* **ACTIVITY**:
Write out all the material verbatim, line by line.

* **MATERIAL TO PROCESS**:
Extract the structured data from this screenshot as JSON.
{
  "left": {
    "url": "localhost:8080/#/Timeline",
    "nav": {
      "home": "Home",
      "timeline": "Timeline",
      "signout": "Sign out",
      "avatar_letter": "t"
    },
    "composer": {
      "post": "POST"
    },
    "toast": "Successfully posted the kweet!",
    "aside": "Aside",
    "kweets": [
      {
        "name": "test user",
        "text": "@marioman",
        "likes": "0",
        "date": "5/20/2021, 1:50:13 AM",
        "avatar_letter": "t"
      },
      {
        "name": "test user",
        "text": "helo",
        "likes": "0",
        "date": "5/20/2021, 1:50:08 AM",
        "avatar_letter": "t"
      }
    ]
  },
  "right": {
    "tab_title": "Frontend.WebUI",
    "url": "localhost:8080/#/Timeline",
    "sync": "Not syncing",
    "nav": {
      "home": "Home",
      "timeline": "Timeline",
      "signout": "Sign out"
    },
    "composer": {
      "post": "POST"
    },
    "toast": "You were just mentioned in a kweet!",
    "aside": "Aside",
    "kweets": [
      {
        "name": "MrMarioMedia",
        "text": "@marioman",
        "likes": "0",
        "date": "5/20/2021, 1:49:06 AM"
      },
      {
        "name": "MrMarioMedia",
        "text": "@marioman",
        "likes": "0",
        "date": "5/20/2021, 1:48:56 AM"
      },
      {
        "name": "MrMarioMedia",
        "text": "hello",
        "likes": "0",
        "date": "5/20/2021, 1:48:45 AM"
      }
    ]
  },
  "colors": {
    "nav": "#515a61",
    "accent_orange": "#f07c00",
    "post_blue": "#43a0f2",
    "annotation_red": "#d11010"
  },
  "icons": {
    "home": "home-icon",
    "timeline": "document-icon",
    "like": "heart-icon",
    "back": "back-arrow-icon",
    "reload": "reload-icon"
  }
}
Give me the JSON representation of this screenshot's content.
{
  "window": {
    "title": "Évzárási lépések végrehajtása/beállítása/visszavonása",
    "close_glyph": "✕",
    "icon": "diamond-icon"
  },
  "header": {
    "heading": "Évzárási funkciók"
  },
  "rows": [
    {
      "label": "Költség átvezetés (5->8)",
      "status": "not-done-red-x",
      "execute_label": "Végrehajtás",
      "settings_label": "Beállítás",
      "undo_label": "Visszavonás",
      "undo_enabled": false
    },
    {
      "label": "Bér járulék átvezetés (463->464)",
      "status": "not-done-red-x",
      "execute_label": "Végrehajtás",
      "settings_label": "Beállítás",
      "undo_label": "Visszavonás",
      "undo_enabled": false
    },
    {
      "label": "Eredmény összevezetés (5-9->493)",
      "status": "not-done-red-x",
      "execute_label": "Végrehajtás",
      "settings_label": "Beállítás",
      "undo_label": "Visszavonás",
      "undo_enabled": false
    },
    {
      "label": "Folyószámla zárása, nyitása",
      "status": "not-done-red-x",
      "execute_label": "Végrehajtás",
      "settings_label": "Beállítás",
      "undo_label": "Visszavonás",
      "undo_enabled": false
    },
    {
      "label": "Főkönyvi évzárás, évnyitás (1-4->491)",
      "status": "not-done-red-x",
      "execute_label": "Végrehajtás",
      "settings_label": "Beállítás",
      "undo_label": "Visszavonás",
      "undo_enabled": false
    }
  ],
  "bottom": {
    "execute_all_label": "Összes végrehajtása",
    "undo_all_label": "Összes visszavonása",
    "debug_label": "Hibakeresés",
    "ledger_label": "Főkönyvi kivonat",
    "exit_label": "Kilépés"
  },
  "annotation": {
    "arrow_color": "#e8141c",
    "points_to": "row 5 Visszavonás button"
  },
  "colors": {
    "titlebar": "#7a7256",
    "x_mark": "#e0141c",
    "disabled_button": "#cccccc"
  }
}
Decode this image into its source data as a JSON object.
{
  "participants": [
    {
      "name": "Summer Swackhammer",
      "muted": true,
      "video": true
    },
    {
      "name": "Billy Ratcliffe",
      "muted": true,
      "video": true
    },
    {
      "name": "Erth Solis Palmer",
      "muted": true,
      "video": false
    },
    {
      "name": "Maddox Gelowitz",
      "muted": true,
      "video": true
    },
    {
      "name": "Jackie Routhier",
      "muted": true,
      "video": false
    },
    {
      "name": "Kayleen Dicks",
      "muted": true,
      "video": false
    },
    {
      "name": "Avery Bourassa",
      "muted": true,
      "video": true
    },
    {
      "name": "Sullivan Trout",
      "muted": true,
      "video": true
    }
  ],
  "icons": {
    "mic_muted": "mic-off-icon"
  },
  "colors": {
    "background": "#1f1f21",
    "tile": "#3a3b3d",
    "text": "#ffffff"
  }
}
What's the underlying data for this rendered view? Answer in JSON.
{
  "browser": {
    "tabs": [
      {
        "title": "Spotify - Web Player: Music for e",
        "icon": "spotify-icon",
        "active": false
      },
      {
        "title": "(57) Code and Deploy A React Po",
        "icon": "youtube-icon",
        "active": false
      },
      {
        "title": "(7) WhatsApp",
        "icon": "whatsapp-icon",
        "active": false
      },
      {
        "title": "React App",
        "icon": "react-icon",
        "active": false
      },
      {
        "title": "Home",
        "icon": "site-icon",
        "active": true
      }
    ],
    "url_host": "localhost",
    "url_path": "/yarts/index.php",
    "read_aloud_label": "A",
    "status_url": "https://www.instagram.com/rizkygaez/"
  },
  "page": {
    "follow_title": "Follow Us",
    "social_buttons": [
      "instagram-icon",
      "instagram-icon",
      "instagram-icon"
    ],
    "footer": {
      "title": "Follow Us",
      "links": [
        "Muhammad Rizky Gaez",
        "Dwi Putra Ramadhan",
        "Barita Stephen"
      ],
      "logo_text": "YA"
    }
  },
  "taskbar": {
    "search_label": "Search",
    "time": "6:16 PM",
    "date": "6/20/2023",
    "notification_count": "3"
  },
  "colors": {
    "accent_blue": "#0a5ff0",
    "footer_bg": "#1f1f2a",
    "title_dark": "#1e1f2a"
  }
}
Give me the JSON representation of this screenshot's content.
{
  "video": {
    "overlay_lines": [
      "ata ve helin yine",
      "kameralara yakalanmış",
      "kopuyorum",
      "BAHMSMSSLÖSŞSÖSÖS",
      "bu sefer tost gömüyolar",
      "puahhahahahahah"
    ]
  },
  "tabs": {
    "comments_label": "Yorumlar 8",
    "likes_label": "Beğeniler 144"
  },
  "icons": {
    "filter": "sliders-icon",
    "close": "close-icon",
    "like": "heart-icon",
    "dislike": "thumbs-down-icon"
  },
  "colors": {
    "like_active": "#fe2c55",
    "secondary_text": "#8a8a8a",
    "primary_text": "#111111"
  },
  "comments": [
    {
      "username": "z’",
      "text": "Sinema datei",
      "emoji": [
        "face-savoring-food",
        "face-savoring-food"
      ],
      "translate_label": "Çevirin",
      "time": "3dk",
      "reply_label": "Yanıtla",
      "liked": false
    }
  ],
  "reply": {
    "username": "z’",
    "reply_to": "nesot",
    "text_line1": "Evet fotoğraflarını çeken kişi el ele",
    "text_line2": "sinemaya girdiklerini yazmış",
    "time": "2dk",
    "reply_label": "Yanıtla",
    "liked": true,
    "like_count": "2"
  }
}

* **WRITTEN ANSWER**:
Extract the structured data from this screenshot as JSON.
{
  "left": {
    "url": "localhost:8080/#/Timeline",
    "nav": {
      "home": "Home",
      "timeline": "Timeline",
      "signout": "Sign out",
      "avatar_letter": "t"
    },
    "composer": {
      "post": "POST"
    },
    "toast": "Successfully posted the kweet!",
    "aside": "Aside",
    "kweets": [
      {
        "name": "test user",
        "text": "@marioman",
        "likes": "0",
        "date": "5/20/2021, 1:50:13 AM",
        "avatar_letter": "t"
      },
      {
        "name": "test user",
        "text": "helo",
        "likes": "0",
        "date": "5/20/2021, 1:50:08 AM",
        "avatar_letter": "t"
      }
    ]
  },
  "right": {
    "tab_title": "Frontend.WebUI",
    "url": "localhost:8080/#/Timeline",
    "sync": "Not syncing",
    "nav": {
      "home": "Home",
      "timeline": "Timeline",
      "signout": "Sign out"
    },
    "composer": {
      "post": "POST"
    },
    "toast": "You were just mentioned in a kweet!",
    "aside": "Aside",
    "kweets": [
      {
        "name": "MrMarioMedia",
        "text": "@marioman",
        "likes": "0",
        "date": "5/20/2021, 1:49:06 AM"
      },
      {
        "name": "MrMarioMedia",
        "text": "@marioman",
        "likes": "0",
        "date": "5/20/2021, 1:48:56 AM"
      },
      {
        "name": "MrMarioMedia",
        "text": "hello",
        "likes": "0",
        "date": "5/20/2021, 1:48:45 AM"
      }
    ]
  },
  "colors": {
    "nav": "#515a61",
    "accent_orange": "#f07c00",
    "post_blue": "#43a0f2",
    "annotation_red": "#d11010"
  },
  "icons": {
    "home": "home-icon",
    "timeline": "document-icon",
    "like": "heart-icon",
    "back": "back-arrow-icon",
    "reload": "reload-icon"
  }
}
Give me the JSON representation of this screenshot's content.
{
  "window": {
    "title": "Évzárási lépések végrehajtása/beállítása/visszavonása",
    "close_glyph": "✕",
    "icon": "diamond-icon"
  },
  "header": {
    "heading": "Évzárási funkciók"
  },
  "rows": [
    {
      "label": "Költség átvezetés (5->8)",
      "status": "not-done-red-x",
      "execute_label": "Végrehajtás",
      "settings_label": "Beállítás",
      "undo_label": "Visszavonás",
      "undo_enabled": false
    },
    {
      "label": "Bér járulék átvezetés (463->464)",
      "status": "not-done-red-x",
      "execute_label": "Végrehajtás",
      "settings_label": "Beállítás",
      "undo_label": "Visszavonás",
      "undo_enabled": false
    },
    {
      "label": "Eredmény összevezetés (5-9->493)",
      "status": "not-done-red-x",
      "execute_label": "Végrehajtás",
      "settings_label": "Beállítás",
      "undo_label": "Visszavonás",
      "undo_enabled": false
    },
    {
      "label": "Folyószámla zárása, nyitása",
      "status": "not-done-red-x",
      "execute_label": "Végrehajtás",
      "settings_label": "Beállítás",
      "undo_label": "Visszavonás",
      "undo_enabled": false
    },
    {
      "label": "Főkönyvi évzárás, évnyitás (1-4->491)",
      "status": "not-done-red-x",
      "execute_label": "Végrehajtás",
      "settings_label": "Beállítás",
      "undo_label": "Visszavonás",
      "undo_enabled": false
    }
  ],
  "bottom": {
    "execute_all_label": "Összes végrehajtása",
    "undo_all_label": "Összes visszavonása",
    "debug_label": "Hibakeresés",
    "ledger_label": "Főkönyvi kivonat",
    "exit_label": "Kilépés"
  },
  "annotation": {
    "arrow_color": "#e8141c",
    "points_to": "row 5 Visszavonás button"
  },
  "colors": {
    "titlebar": "#7a7256",
    "x_mark": "#e0141c",
    "disabled_button": "#cccccc"
  }
}
Decode this image into its source data as a JSON object.
{
  "participants": [
    {
      "name": "Summer Swackhammer",
      "muted": true,
      "video": true
    },
    {
      "name": "Billy Ratcliffe",
      "muted": true,
      "video": true
    },
    {
      "name": "Erth Solis Palmer",
      "muted": true,
      "video": false
    },
    {
      "name": "Maddox Gelowitz",
      "muted": true,
      "video": true
    },
    {
      "name": "Jackie Routhier",
      "muted": true,
      "video": false
    },
    {
      "name": "Kayleen Dicks",
      "muted": true,
      "video": false
    },
    {
      "name": "Avery Bourassa",
      "muted": true,
      "video": true
    },
    {
      "name": "Sullivan Trout",
      "muted": true,
      "video": true
    }
  ],
  "icons": {
    "mic_muted": "mic-off-icon"
  },
  "colors": {
    "background": "#1f1f21",
    "tile": "#3a3b3d",
    "text": "#ffffff"
  }
}
What's the underlying data for this rendered view? Answer in JSON.
{
  "browser": {
    "tabs": [
      {
        "title": "Spotify - Web Player: Music for e",
        "icon": "spotify-icon",
        "active": false
      },
      {
        "title": "(57) Code and Deploy A React Po",
        "icon": "youtube-icon",
        "active": false
      },
      {
        "title": "(7) WhatsApp",
        "icon": "whatsapp-icon",
        "active": false
      },
      {
        "title": "React App",
        "icon": "react-icon",
        "active": false
      },
      {
        "title": "Home",
        "icon": "site-icon",
        "active": true
      }
    ],
    "url_host": "localhost",
    "url_path": "/yarts/index.php",
    "read_aloud_label": "A",
    "status_url": "https://www.instagram.com/rizkygaez/"
  },
  "page": {
    "follow_title": "Follow Us",
    "social_buttons": [
      "instagram-icon",
      "instagram-icon",
      "instagram-icon"
    ],
    "footer": {
      "title": "Follow Us",
      "links": [
        "Muhammad Rizky Gaez",
        "Dwi Putra Ramadhan",
        "Barita Stephen"
      ],
      "logo_text": "YA"
    }
  },
  "taskbar": {
    "search_label": "Search",
    "time": "6:16 PM",
    "date": "6/20/2023",
    "notification_count": "3"
  },
  "colors": {
    "accent_blue": "#0a5ff0",
    "footer_bg": "#1f1f2a",
    "title_dark": "#1e1f2a"
  }
}
Give me the JSON representation of this screenshot's content.
{
  "video": {
    "overlay_lines": [
      "ata ve helin yine",
      "kameralara yakalanmış",
      "kopuyorum",
      "BAHMSMSSLÖSŞSÖSÖS",
      "bu sefer tost gömüyolar",
      "puahhahahahahah"
    ]
  },
  "tabs": {
    "comments_label": "Yorumlar 8",
    "likes_label": "Beğeniler 144"
  },
  "icons": {
    "filter": "sliders-icon",
    "close": "close-icon",
    "like": "heart-icon",
    "dislike": "thumbs-down-icon"
  },
  "colors": {
    "like_active": "#fe2c55",
    "secondary_text": "#8a8a8a",
    "primary_text": "#111111"
  },
  "comments": [
    {
      "username": "z’",
      "text": "Sinema datei",
      "emoji": [
        "face-savoring-food",
        "face-savoring-food"
      ],
      "translate_label": "Çevirin",
      "time": "3dk",
      "reply_label": "Yanıtla",
      "liked": false
    }
  ],
  "reply": {
    "username": "z’",
    "reply_to": "nesot",
    "text_line1": "Evet fotoğraflarını çeken kişi el ele",
    "text_line2": "sinemaya girdiklerini yazmış",
    "time": "2dk",
    "reply_label": "Yanıtla",
    "liked": true,
    "like_count": "2"
  }
}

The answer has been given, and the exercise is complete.